But the Lord came down to see the city and the tower the people were building. The Lord said, “If as one people speaking the same language they have begun to do this, then nothing they plan to do will be impossible for them. Come, let us go down and confuse their language so they will not understand each other.” Genesis 11:5-7
Bricks symbolize a heavy burden God never intended for us to carry. We weren’t made to reign and rule; we were made to worship. God created us for relationship. He designed our hearts to love Him.
Worshiping God recalibrates our hearts to do what they were designed to do.
Left on our own, we’re confronted with the same reckless desire as the people who thought their tower of bricks and mortar could reach the heavens. There is something in our collective DNA that wants our name praised. If we’re honest, the thought of sitting on the throne thrills us. Bricks offer the fastest, easiest way to build what we believe we’re after: control.
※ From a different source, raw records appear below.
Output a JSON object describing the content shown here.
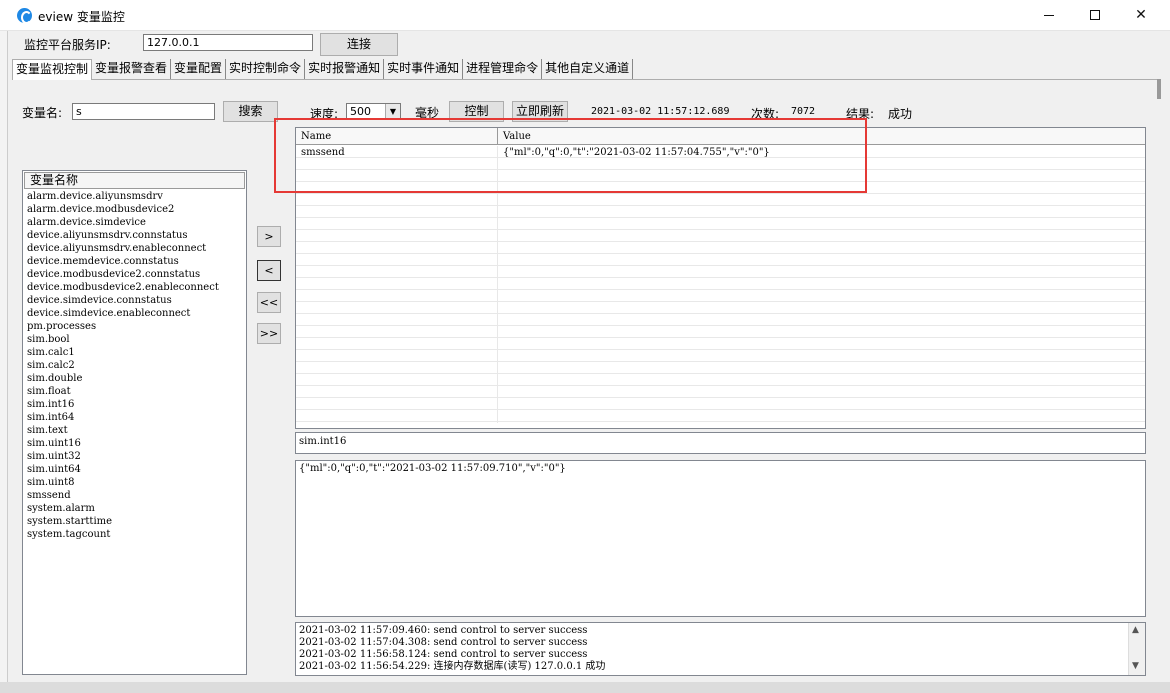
{
  "window": {
    "title": "eview 变量监控"
  },
  "connection": {
    "ip_label": "监控平台服务IP:",
    "ip_value": "127.0.0.1",
    "connect_label": "连接"
  },
  "tabs": [
    {
      "label": "变量监视控制",
      "active": true
    },
    {
      "label": "变量报警查看"
    },
    {
      "label": "变量配置"
    },
    {
      "label": "实时控制命令"
    },
    {
      "label": "实时报警通知"
    },
    {
      "label": "实时事件通知"
    },
    {
      "label": "进程管理命令"
    },
    {
      "label": "其他自定义通道"
    }
  ],
  "search": {
    "label": "变量名:",
    "value": "s",
    "button_label": "搜索"
  },
  "toolbar": {
    "speed_label": "速度:",
    "speed_value": "500",
    "ms_label": "毫秒",
    "control_label": "控制",
    "refresh_label": "立即刷新",
    "timestamp": "2021-03-02 11:57:12.689",
    "count_label": "次数:",
    "count_value": "7072",
    "result_label": "结果:",
    "result_value": "成功"
  },
  "var_list": {
    "header": "变量名称",
    "items": [
      "alarm.device.aliyunsmsdrv",
      "alarm.device.modbusdevice2",
      "alarm.device.simdevice",
      "device.aliyunsmsdrv.connstatus",
      "device.aliyunsmsdrv.enableconnect",
      "device.memdevice.connstatus",
      "device.modbusdevice2.connstatus",
      "device.modbusdevice2.enableconnect",
      "device.simdevice.connstatus",
      "device.simdevice.enableconnect",
      "pm.processes",
      "sim.bool",
      "sim.calc1",
      "sim.calc2",
      "sim.double",
      "sim.float",
      "sim.int16",
      "sim.int64",
      "sim.text",
      "sim.uint16",
      "sim.uint32",
      "sim.uint64",
      "sim.uint8",
      "smssend",
      "system.alarm",
      "system.starttime",
      "system.tagcount"
    ]
  },
  "move_buttons": {
    "add_one": ">",
    "remove_one": "<",
    "remove_all": "<<",
    "add_all": ">>"
  },
  "grid": {
    "columns": [
      "Name",
      "Value"
    ],
    "rows": [
      {
        "name": "smssend",
        "value": "{\"ml\":0,\"q\":0,\"t\":\"2021-03-02 11:57:04.755\",\"v\":\"0\"}"
      }
    ]
  },
  "selected_var": "sim.int16",
  "selected_value": "{\"ml\":0,\"q\":0,\"t\":\"2021-03-02 11:57:09.710\",\"v\":\"0\"}",
  "log": [
    "2021-03-02 11:57:09.460: send control to server success",
    "2021-03-02 11:57:04.308: send control to server success",
    "2021-03-02 11:56:58.124: send control to server success",
    "2021-03-02 11:56:54.229: 连接内存数据库(读写) 127.0.0.1 成功"
  ],
  "colors": {
    "highlight": "#e53935",
    "accent": "#1e88e5"
  }
}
Humility that accompanies worship reminds us that God alone is on the throne. Bowing before a loving God who can’t lie and won’t change is much simpler than the burdensome pursuit of control.
Worshiping God repositions us before the throne.
Worship realigns our posture, compelling us to drop our bricks and pick up something much lighter instead. Fast forward through time and space all the way to the opposite bookend, Revelation, where this beautiful exchange is played out.
After this I looked, and there before me was a great multitude that no one could count, from every nation, tribe, people and language, standing before the throne and before the Lamb. They were wearing white robes and were holding palm branches in their hands. And they cried out in a loud voice: “Salvation belongs to our God, who sits on the throne, and to the Lamb.” Revelation 7:9-10
Every language spoken on earth is fused together through this one proclamation of praise. Hands that once held bricks now hold palm branches. Light, airy, and beautifully vibrant palm branches.
In the Old Testament, at the same time each year, temporary tents were constructed with palm branches. The people lived in these ‘booths’ for seven straight days. Rejoicing and feasting were had by all. God wanted His people to remember how He had rescued their ancestors out of Egypt. These temporary shelters reminded the people how God had provided for them in the wilderness. The palm branches reminded them that God’s presence was their shelter.
I find it more than a bit ironic that many of the Jewish slaves were given the arduous task of making bricks by their Egyptian taskmasters. Bricks represent bondage. Palm branches represent victory. God invites us all to experience the freedom that comes when we exchange bricks for branches, and we don’t have to wait until we get to heaven to make the trade. Jesus, as He hung bruised and bloody on the cross, satisfied the wrath of God towards sin. As He walked out of the grave three days later, Jesus defeated sin and death and darkness permanently. Victory belongs to Jesus, and when He takes up residence within us, victory becomes our inheritance.
Worshiping God renews our minds so we understand what is ours in Jesus.
It doesn’t mean that we’re exempt from pain, but God offers something that has the power to change the way we walk through every struggle we face. Control isn’t really even what we crave; it’s Hope. Jesus is our Hope.
As 2016 begins, we will all be confronted again with the desire to build. Losses, disappointments, and hardships will cause us to examine whether we’re holding bricks that weigh down our hearts or branches that proclaim God is good and all He does is good. Worship always brings us back to Jesus, the One who has already overcome every struggle we’re yet to face.
May we kneel, right where we are and just as we are, to worship. May we drop heavy, stone-cold bricks and stretch out our arms to wave palm branches instead. May God recalibrate our hearts, realign our posture, and renew our minds as we worship together in one voice the One who holds all things together.
Jesus Loves You,